THE University of San Carlos’ School of Architecture, Fine Arts and Design-Fashion Design Program presented Quatro: The Fourth Annual Graduation Fashion Show last March 7.

Held at the Robinsons Galleria Cebu, the graduation show began with opening remarks from Fashion Design program coordinator Mary Felma Aliño, followed by the fashion show in which models walked the runway dressed in creations by this year’s graduating class comprising Lemuel Jasper Tan, Elgreg Orais, Mayco Niño Vendero and John Ramann Arellano, who each showcased their research-based designs.

With his graduation thesis entitled “An Application of the Kite-Making Technique of the Japanese Late Edo Period into Four Basic Coat Styles,” Tan presented eight designs in vibrant colors using neoprene as fabric. With it being Japanese-inspired including the shades used in the designs, the collection was derived from basic coat styles particularly kimonos which were reconstructed to give them a more classy, convenient and artistic flair.

Next was Orais’ research-based collection called “An Experimental Study of the Manipulation of Abaca Sinamay Using Draping Techniques to Create an Avant-Garde Collection.” Orais said his collection was not just simply a clothing collection but also an art that promotes an indigenous material such as the abaca sinamay that was hand-stitched as seen on the seven designs showcased that day.

Vendero’s collection came next, titled, “The Application of Paper Filigree As Embellishment for A Couture Collection.” Inspired by the roaring era of the ‘20s, Vendero gave it his own interpretation and incorporated the paper filigree—which were made from old newspapers—in the neutral-colored collection, further highlighting the paper filigree. This research-based design won him the “Best in Thesis” award.

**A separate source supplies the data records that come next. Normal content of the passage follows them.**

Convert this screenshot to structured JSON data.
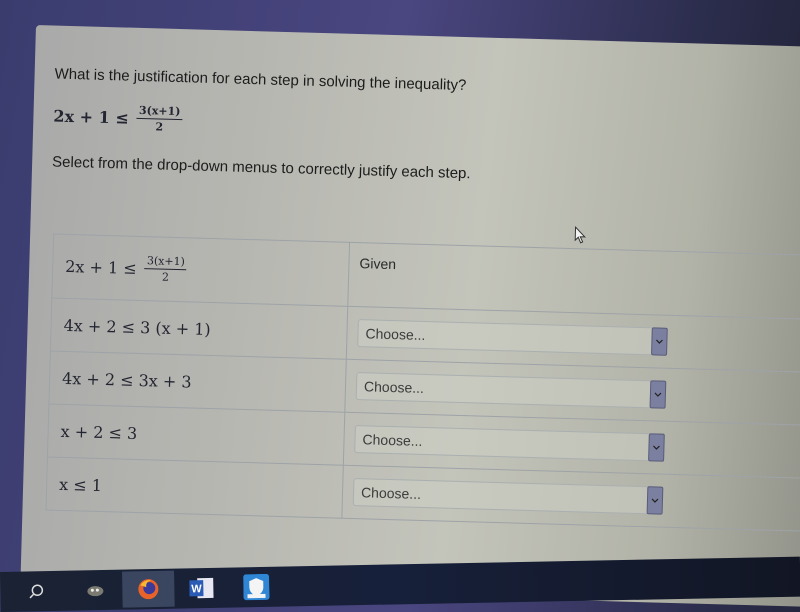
{
  "question": {
    "title": "What is the justification for each step in solving the inequality?",
    "inequality": {
      "lhs": "2x + 1 ≤",
      "num": "3(x+1)",
      "den": "2"
    },
    "instructions": "Select from the drop-down menus to correctly justify each step."
  },
  "steps": [
    {
      "expr": "2x + 1 ≤",
      "num": "3(x+1)",
      "den": "2",
      "justification": "Given"
    },
    {
      "expr": "4x + 2 ≤ 3 (x + 1)",
      "dropdown": "Choose..."
    },
    {
      "expr": "4x + 2 ≤ 3x + 3",
      "dropdown": "Choose..."
    },
    {
      "expr": "x + 2 ≤ 3",
      "dropdown": "Choose..."
    },
    {
      "expr": "x ≤ 1",
      "dropdown": "Choose..."
    }
  ],
  "taskbar": {
    "items": [
      "search-icon",
      "gimp-icon",
      "firefox-icon",
      "word-icon",
      "shield-app-icon"
    ]
  }
}
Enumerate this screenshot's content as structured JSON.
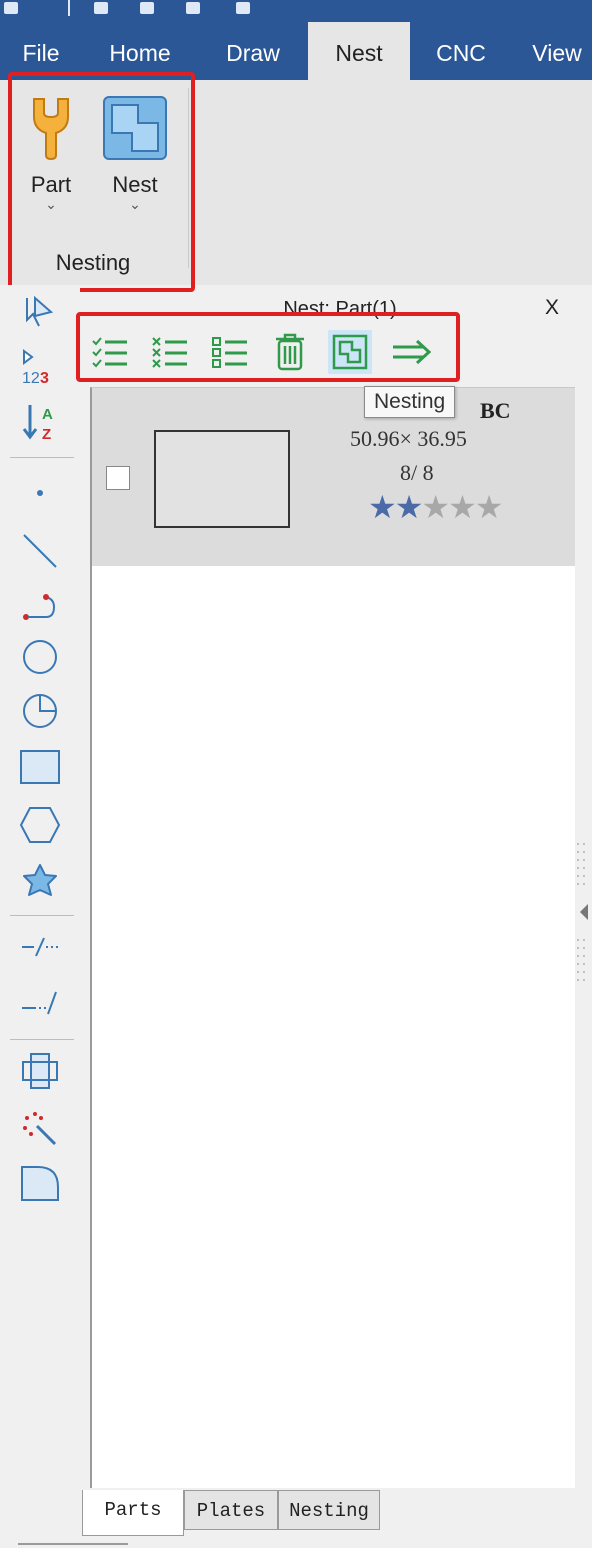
{
  "menu": {
    "tabs": [
      {
        "label": "File"
      },
      {
        "label": "Home"
      },
      {
        "label": "Draw"
      },
      {
        "label": "Nest"
      },
      {
        "label": "CNC"
      },
      {
        "label": "View"
      }
    ],
    "active_tab": "Nest"
  },
  "ribbon": {
    "buttons": [
      {
        "label": "Part",
        "icon": "part-wrench-icon"
      },
      {
        "label": "Nest",
        "icon": "nest-layout-icon"
      }
    ],
    "group_label": "Nesting"
  },
  "left_toolbar": {
    "tools": [
      "select-arrow-icon",
      "sort-number-icon",
      "sort-az-icon",
      "point-icon",
      "line-icon",
      "polyline-arc-icon",
      "circle-icon",
      "arc-sector-icon",
      "rectangle-icon",
      "hexagon-icon",
      "star-shape-icon",
      "break-line-icon",
      "extend-line-icon",
      "array-icon",
      "magic-wand-icon",
      "rounded-corner-icon"
    ]
  },
  "panel": {
    "title": "Nest: Part(1)",
    "close_label": "X",
    "toolbar": [
      "check-all-icon",
      "uncheck-all-icon",
      "list-icon",
      "trash-icon",
      "nesting-icon",
      "arrow-right-icon"
    ],
    "tooltip": "Nesting",
    "part": {
      "name_visible": "BC",
      "dims": "50.96× 36.95",
      "count": "8/ 8",
      "rating": 2,
      "rating_max": 5
    }
  },
  "bottom_tabs": [
    {
      "label": "Parts"
    },
    {
      "label": "Plates"
    },
    {
      "label": "Nesting"
    }
  ],
  "colors": {
    "title_bar": "#2b5797",
    "highlight_border": "#e02020",
    "star_filled": "#4a6aa8",
    "star_empty": "#a8a8a8",
    "icon_green": "#2e9a4a"
  }
}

Another awardee was Arellano, whose graduation thesis called “A Hierarchy of Angel-Inspired Avant-Garde Collection Incorporating Craft Foam as Embellishments,” also won “Best in Thesis.” Driven by curiosity of the angelic hierarchy, each piece had its individual design concept with characteristics matching the corresponding angel.